### AIM OF THE TASK
When you write out the listing, keep every character and omit the pictures.

(DATA RECORDS)

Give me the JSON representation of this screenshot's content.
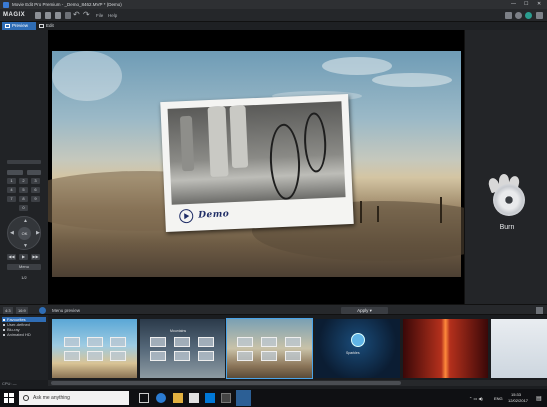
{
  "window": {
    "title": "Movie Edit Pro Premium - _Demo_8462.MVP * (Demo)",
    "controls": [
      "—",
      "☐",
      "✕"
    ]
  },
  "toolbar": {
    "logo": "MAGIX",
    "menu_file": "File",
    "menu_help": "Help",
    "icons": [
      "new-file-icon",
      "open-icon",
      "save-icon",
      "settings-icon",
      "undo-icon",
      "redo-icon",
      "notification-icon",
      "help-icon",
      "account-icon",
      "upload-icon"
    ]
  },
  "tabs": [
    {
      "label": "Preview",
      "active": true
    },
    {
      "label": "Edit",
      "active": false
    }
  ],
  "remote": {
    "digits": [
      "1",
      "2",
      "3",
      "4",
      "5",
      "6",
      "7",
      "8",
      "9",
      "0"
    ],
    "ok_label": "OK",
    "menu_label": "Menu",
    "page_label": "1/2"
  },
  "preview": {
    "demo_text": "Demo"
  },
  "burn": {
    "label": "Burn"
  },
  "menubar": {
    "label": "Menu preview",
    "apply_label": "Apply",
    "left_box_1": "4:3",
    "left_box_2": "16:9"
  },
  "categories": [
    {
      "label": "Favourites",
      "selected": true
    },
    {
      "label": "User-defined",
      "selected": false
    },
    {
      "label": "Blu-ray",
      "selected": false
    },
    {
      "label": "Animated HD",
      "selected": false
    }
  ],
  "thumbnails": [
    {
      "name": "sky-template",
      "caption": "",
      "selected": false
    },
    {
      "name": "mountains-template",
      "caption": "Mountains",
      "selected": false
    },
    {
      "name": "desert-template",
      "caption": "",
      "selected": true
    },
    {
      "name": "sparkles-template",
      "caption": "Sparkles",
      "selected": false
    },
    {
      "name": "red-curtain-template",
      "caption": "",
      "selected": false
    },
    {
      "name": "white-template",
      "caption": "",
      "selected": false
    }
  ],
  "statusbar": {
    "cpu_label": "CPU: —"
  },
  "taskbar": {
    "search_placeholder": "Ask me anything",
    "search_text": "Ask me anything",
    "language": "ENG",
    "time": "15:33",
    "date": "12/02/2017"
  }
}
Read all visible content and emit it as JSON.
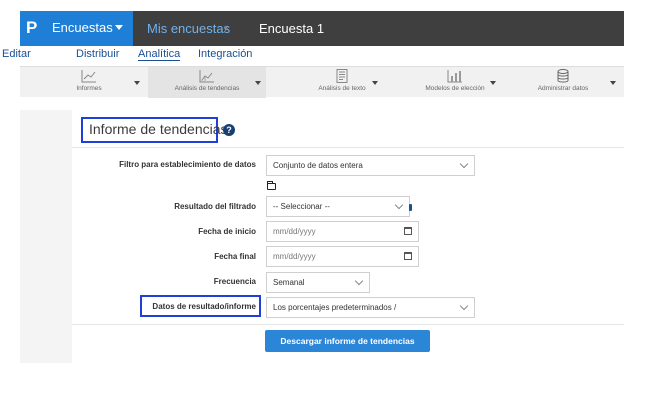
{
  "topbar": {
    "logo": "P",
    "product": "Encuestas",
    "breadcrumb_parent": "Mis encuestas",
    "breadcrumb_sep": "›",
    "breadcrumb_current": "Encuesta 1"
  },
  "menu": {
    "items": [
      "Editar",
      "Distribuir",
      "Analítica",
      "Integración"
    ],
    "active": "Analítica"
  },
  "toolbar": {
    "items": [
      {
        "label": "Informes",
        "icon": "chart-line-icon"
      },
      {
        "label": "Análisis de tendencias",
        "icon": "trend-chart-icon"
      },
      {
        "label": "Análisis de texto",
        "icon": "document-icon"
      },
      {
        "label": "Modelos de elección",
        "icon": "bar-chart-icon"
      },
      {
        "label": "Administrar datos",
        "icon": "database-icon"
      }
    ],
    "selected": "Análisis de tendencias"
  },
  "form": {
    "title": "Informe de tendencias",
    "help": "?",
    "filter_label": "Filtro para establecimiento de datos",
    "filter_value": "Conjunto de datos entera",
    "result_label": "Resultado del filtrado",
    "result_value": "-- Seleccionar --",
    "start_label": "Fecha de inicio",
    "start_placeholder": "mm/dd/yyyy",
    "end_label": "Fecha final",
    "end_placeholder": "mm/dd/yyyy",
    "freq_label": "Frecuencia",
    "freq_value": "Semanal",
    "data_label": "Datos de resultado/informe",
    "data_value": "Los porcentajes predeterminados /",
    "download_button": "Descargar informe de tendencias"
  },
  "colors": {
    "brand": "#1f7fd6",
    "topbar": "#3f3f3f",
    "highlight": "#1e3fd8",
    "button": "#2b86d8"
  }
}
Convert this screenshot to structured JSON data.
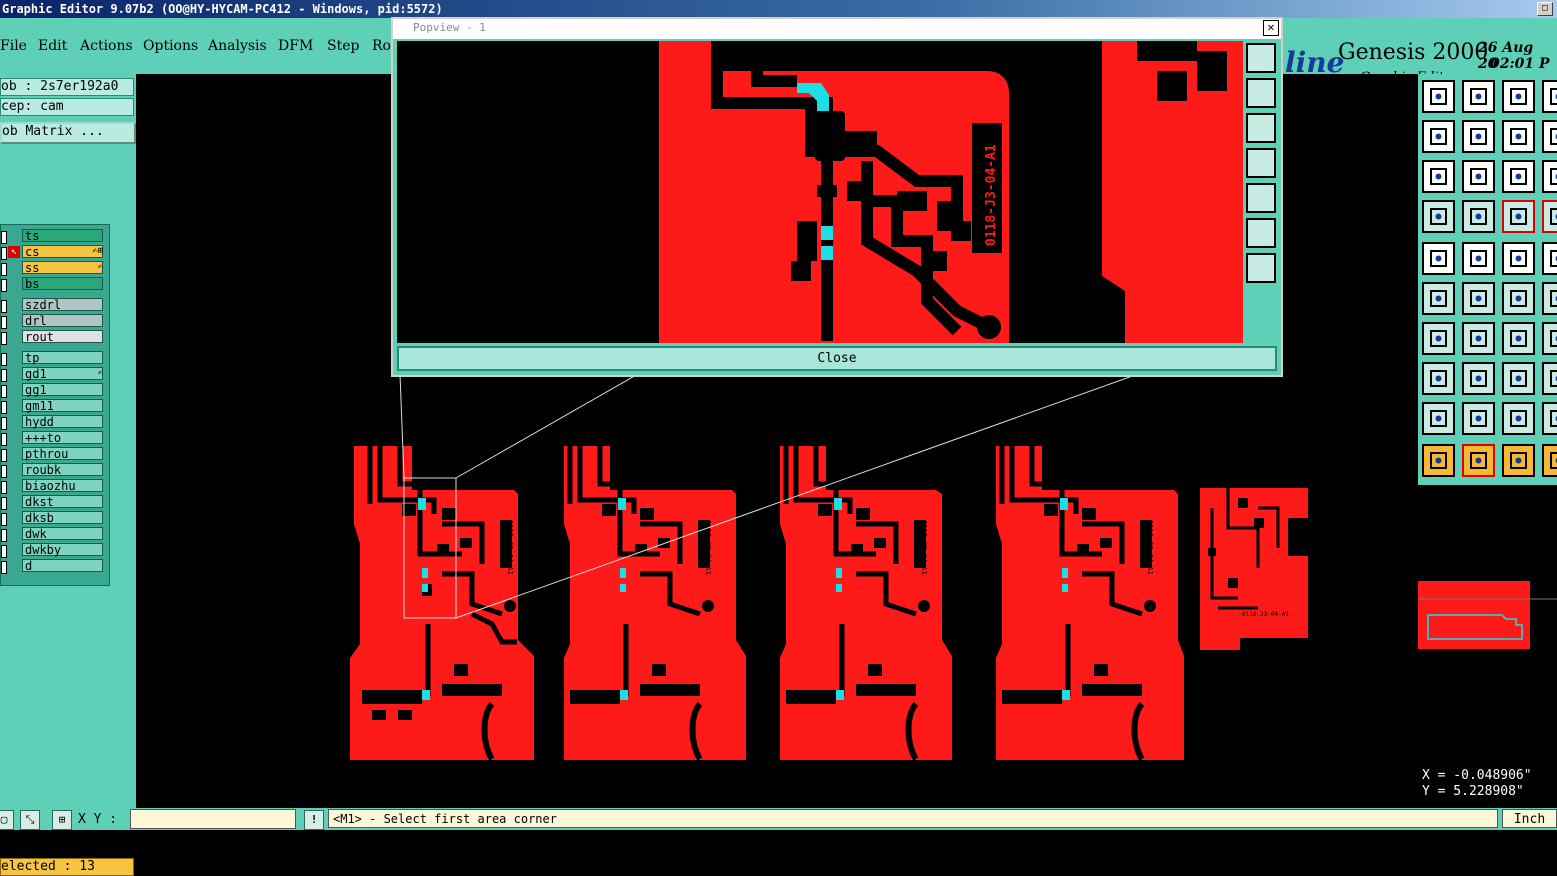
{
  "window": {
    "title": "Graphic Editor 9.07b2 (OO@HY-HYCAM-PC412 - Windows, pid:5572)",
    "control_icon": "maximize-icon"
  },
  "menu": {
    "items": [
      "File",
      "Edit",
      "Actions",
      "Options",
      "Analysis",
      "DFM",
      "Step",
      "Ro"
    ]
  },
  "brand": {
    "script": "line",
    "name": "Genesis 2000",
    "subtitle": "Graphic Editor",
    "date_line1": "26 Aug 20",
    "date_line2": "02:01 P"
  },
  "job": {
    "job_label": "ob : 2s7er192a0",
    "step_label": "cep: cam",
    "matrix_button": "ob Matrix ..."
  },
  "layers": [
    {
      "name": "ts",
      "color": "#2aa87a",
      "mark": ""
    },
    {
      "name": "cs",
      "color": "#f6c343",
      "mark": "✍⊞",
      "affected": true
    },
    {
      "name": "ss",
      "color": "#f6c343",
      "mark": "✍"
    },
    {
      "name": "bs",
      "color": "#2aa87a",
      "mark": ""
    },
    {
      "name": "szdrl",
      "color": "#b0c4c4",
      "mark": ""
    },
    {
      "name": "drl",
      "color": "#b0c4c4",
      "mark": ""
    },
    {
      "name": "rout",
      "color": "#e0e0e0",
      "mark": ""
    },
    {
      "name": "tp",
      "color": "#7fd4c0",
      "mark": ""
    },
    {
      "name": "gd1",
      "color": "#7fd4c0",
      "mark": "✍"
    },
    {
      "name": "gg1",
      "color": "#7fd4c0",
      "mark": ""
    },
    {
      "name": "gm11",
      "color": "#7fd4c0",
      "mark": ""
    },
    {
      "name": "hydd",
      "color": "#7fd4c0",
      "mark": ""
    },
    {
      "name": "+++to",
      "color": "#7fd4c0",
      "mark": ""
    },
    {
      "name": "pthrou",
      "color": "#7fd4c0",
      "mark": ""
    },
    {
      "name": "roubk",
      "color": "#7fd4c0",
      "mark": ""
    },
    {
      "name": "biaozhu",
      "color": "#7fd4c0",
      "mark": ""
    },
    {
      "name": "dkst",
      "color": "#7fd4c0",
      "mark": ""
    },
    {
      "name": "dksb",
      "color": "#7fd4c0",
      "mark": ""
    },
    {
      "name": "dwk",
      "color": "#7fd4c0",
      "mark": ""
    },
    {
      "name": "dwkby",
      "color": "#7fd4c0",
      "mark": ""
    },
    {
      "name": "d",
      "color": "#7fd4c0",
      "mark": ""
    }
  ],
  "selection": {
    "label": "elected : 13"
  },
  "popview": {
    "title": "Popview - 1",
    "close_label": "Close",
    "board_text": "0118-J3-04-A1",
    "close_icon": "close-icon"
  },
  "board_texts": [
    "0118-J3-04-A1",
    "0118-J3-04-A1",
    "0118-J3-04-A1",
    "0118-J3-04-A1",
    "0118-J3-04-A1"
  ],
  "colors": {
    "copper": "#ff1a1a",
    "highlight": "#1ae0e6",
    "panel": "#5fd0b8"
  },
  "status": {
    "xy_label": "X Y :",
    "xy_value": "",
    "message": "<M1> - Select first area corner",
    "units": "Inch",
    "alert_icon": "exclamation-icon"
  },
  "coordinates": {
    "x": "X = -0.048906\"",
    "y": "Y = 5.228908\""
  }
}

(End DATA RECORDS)

### WRITTEN REPLY
Give me the JSON representation of this screenshot's content.
{
  "window": {
    "title": "Movie Edit Pro Premium - _Demo_8462.MVP * (Demo)",
    "controls": [
      "—",
      "☐",
      "✕"
    ]
  },
  "toolbar": {
    "logo": "MAGIX",
    "menu_file": "File",
    "menu_help": "Help",
    "icons": [
      "new-file-icon",
      "open-icon",
      "save-icon",
      "settings-icon",
      "undo-icon",
      "redo-icon",
      "notification-icon",
      "help-icon",
      "account-icon",
      "upload-icon"
    ]
  },
  "tabs": [
    {
      "label": "Preview",
      "active": true
    },
    {
      "label": "Edit",
      "active": false
    }
  ],
  "remote": {
    "digits": [
      "1",
      "2",
      "3",
      "4",
      "5",
      "6",
      "7",
      "8",
      "9",
      "0"
    ],
    "ok_label": "OK",
    "menu_label": "Menu",
    "page_label": "1/2"
  },
  "preview": {
    "demo_text": "Demo"
  },
  "burn": {
    "label": "Burn"
  },
  "menubar": {
    "label": "Menu preview",
    "apply_label": "Apply",
    "left_box_1": "4:3",
    "left_box_2": "16:9"
  },
  "categories": [
    {
      "label": "Favourites",
      "selected": true
    },
    {
      "label": "User-defined",
      "selected": false
    },
    {
      "label": "Blu-ray",
      "selected": false
    },
    {
      "label": "Animated HD",
      "selected": false
    }
  ],
  "thumbnails": [
    {
      "name": "sky-template",
      "caption": "",
      "selected": false
    },
    {
      "name": "mountains-template",
      "caption": "Mountains",
      "selected": false
    },
    {
      "name": "desert-template",
      "caption": "",
      "selected": true
    },
    {
      "name": "sparkles-template",
      "caption": "Sparkles",
      "selected": false
    },
    {
      "name": "red-curtain-template",
      "caption": "",
      "selected": false
    },
    {
      "name": "white-template",
      "caption": "",
      "selected": false
    }
  ],
  "statusbar": {
    "cpu_label": "CPU: —"
  },
  "taskbar": {
    "search_placeholder": "Ask me anything",
    "search_text": "Ask me anything",
    "language": "ENG",
    "time": "15:33",
    "date": "12/02/2017"
  }
}
Read all visible content and emit it as JSON.
{
  "topbar": {
    "logo": "P",
    "product": "Encuestas",
    "breadcrumb_parent": "Mis encuestas",
    "breadcrumb_sep": "›",
    "breadcrumb_current": "Encuesta 1"
  },
  "menu": {
    "items": [
      "Editar",
      "Distribuir",
      "Analítica",
      "Integración"
    ],
    "active": "Analítica"
  },
  "toolbar": {
    "items": [
      {
        "label": "Informes",
        "icon": "chart-line-icon"
      },
      {
        "label": "Análisis de tendencias",
        "icon": "trend-chart-icon"
      },
      {
        "label": "Análisis de texto",
        "icon": "document-icon"
      },
      {
        "label": "Modelos de elección",
        "icon": "bar-chart-icon"
      },
      {
        "label": "Administrar datos",
        "icon": "database-icon"
      }
    ],
    "selected": "Análisis de tendencias"
  },
  "form": {
    "title": "Informe de tendencias",
    "help": "?",
    "filter_label": "Filtro para establecimiento de datos",
    "filter_value": "Conjunto de datos entera",
    "result_label": "Resultado del filtrado",
    "result_value": "-- Seleccionar --",
    "start_label": "Fecha de inicio",
    "start_placeholder": "mm/dd/yyyy",
    "end_label": "Fecha final",
    "end_placeholder": "mm/dd/yyyy",
    "freq_label": "Frecuencia",
    "freq_value": "Semanal",
    "data_label": "Datos de resultado/informe",
    "data_value": "Los porcentajes predeterminados /",
    "download_button": "Descargar informe de tendencias"
  },
  "colors": {
    "brand": "#1f7fd6",
    "topbar": "#3f3f3f",
    "highlight": "#1e3fd8",
    "button": "#2b86d8"
  }
}
Convert this screenshot to structured JSON data.
{
  "window": {
    "title": "Graphic Editor 9.07b2 (OO@HY-HYCAM-PC412 - Windows, pid:5572)",
    "control_icon": "maximize-icon"
  },
  "menu": {
    "items": [
      "File",
      "Edit",
      "Actions",
      "Options",
      "Analysis",
      "DFM",
      "Step",
      "Ro"
    ]
  },
  "brand": {
    "script": "line",
    "name": "Genesis 2000",
    "subtitle": "Graphic Editor",
    "date_line1": "26 Aug 20",
    "date_line2": "02:01 P"
  },
  "job": {
    "job_label": "ob : 2s7er192a0",
    "step_label": "cep: cam",
    "matrix_button": "ob Matrix ..."
  },
  "layers": [
    {
      "name": "ts",
      "color": "#2aa87a",
      "mark": ""
    },
    {
      "name": "cs",
      "color": "#f6c343",
      "mark": "✍⊞",
      "affected": true
    },
    {
      "name": "ss",
      "color": "#f6c343",
      "mark": "✍"
    },
    {
      "name": "bs",
      "color": "#2aa87a",
      "mark": ""
    },
    {
      "name": "szdrl",
      "color": "#b0c4c4",
      "mark": ""
    },
    {
      "name": "drl",
      "color": "#b0c4c4",
      "mark": ""
    },
    {
      "name": "rout",
      "color": "#e0e0e0",
      "mark": ""
    },
    {
      "name": "tp",
      "color": "#7fd4c0",
      "mark": ""
    },
    {
      "name": "gd1",
      "color": "#7fd4c0",
      "mark": "✍"
    },
    {
      "name": "gg1",
      "color": "#7fd4c0",
      "mark": ""
    },
    {
      "name": "gm11",
      "color": "#7fd4c0",
      "mark": ""
    },
    {
      "name": "hydd",
      "color": "#7fd4c0",
      "mark": ""
    },
    {
      "name": "+++to",
      "color": "#7fd4c0",
      "mark": ""
    },
    {
      "name": "pthrou",
      "color": "#7fd4c0",
      "mark": ""
    },
    {
      "name": "roubk",
      "color": "#7fd4c0",
      "mark": ""
    },
    {
      "name": "biaozhu",
      "color": "#7fd4c0",
      "mark": ""
    },
    {
      "name": "dkst",
      "color": "#7fd4c0",
      "mark": ""
    },
    {
      "name": "dksb",
      "color": "#7fd4c0",
      "mark": ""
    },
    {
      "name": "dwk",
      "color": "#7fd4c0",
      "mark": ""
    },
    {
      "name": "dwkby",
      "color": "#7fd4c0",
      "mark": ""
    },
    {
      "name": "d",
      "color": "#7fd4c0",
      "mark": ""
    }
  ],
  "selection": {
    "label": "elected : 13"
  },
  "popview": {
    "title": "Popview - 1",
    "close_label": "Close",
    "board_text": "0118-J3-04-A1",
    "close_icon": "close-icon"
  },
  "board_texts": [
    "0118-J3-04-A1",
    "0118-J3-04-A1",
    "0118-J3-04-A1",
    "0118-J3-04-A1",
    "0118-J3-04-A1"
  ],
  "colors": {
    "copper": "#ff1a1a",
    "highlight": "#1ae0e6",
    "panel": "#5fd0b8"
  },
  "status": {
    "xy_label": "X Y :",
    "xy_value": "",
    "message": "<M1> - Select first area corner",
    "units": "Inch",
    "alert_icon": "exclamation-icon"
  },
  "coordinates": {
    "x": "X = -0.048906\"",
    "y": "Y = 5.228908\""
  }
}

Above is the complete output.